All congressmen must love their socialized medicine. Not a single one has, in the immortal word of the comedienne, Sarah Palin, “refudiated” it.
DAVID L. MCWILLIAMS
Girl Scout Cookies taste good and do good
People say it’s just a cookie. What can a cookie do? A Girl Scout cookie can do a lot. It could help send a girl to camp. It could help buy school supplies for needy kids. It could cheer up a soldier far from home. When you decide to buy Girl Scout cookies, girls decide where the money goes. They have big hearts and big imaginations.
I recently had a chance to meet with a group of Girl Scouts from the Grand Junction area who have their sights set on visiting Washington, D.C. They researched the area, decided what they want to do and how much it will cost, and now they’re making plans to raise the funds to get there by selling Girl Scout cookies.
This experience is definitely teaching these girls life skills, but the trip itself could also inspire a future career. I can’t wait for the day our first female president will reminisce about the time she visited Washington, D.C., and stood at the Lincoln Memorial with her Girl Scout sisters. Just think: the Girl Scout cookies you buy could be the ones that help inspire her.
As the parent of a Girl Scout Brownie, I have seen first-hand the real-life skills my daughter has learned during the Girl Scout cookie effort, everything from setting goals to learning to speak in front of people. Last year, she was fascinated by Girl Scouts giving back to her community through the Hometown Heroes program (where customers buy cookies to donate to the military, firefighters, police officers or other non-profit organizations), and I’m looking forward to working with her this year to help her learn even more from this valuable Girl Scout program.
No university has produced as many female business owners as has the Girl Scout Cookie Program. With every season of Girl Scout cookies, another generation of girls learns to set goals, make a plan and manage money.

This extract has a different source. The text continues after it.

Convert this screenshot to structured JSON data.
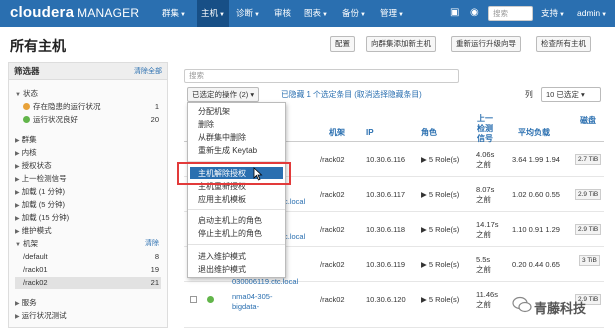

Almost everybody likes cookies, and there are a lot of cookies that taste good. But Girl Scout cookies are the cookies that actually do good. Find your cookies between now and March 13 at girlscoutsofcolorado.org.
President and CEO
Girl Scouts of Colorado